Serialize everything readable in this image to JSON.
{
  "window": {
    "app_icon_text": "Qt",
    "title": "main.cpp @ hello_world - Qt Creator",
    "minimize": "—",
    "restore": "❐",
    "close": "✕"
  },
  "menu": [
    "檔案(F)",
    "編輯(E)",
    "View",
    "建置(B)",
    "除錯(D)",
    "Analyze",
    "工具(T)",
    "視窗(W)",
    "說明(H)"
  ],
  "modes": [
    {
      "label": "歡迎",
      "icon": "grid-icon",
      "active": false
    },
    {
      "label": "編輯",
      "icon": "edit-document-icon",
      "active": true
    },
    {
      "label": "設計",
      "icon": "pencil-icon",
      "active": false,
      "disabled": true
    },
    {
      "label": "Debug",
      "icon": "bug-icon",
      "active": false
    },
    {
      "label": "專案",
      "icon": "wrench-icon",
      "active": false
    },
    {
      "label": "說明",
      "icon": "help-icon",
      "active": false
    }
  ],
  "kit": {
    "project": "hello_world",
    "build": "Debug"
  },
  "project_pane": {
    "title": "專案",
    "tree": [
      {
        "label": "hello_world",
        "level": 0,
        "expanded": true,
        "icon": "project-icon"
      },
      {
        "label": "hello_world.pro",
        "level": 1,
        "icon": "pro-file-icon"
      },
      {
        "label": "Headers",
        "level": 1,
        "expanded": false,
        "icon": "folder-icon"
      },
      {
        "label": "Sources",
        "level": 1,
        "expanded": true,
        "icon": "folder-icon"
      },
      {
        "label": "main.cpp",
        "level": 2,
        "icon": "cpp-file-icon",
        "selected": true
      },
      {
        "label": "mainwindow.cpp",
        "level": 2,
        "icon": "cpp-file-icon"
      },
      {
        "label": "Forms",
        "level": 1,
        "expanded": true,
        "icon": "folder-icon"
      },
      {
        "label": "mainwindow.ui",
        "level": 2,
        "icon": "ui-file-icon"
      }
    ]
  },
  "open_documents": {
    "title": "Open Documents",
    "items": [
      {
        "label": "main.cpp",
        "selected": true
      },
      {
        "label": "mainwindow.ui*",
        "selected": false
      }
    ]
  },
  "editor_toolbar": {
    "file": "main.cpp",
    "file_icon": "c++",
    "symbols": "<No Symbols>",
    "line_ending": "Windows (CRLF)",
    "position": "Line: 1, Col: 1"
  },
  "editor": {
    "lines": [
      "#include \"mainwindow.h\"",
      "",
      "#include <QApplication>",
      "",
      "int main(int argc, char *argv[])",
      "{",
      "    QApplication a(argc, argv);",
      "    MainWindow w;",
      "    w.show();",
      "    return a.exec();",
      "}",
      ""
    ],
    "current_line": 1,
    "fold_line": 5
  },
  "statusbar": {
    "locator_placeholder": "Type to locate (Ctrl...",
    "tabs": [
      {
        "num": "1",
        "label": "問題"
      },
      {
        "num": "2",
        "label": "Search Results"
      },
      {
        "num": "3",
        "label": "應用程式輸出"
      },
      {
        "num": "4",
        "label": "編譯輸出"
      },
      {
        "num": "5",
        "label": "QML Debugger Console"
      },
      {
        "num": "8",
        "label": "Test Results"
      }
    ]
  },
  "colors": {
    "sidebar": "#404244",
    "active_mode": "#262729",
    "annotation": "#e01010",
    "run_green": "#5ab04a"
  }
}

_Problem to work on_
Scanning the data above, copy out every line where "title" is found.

_Solution for this problem_
    "title": "main.cpp @ hello_world - Qt Creator",
    "title": "專案",
    "title": "Open Documents",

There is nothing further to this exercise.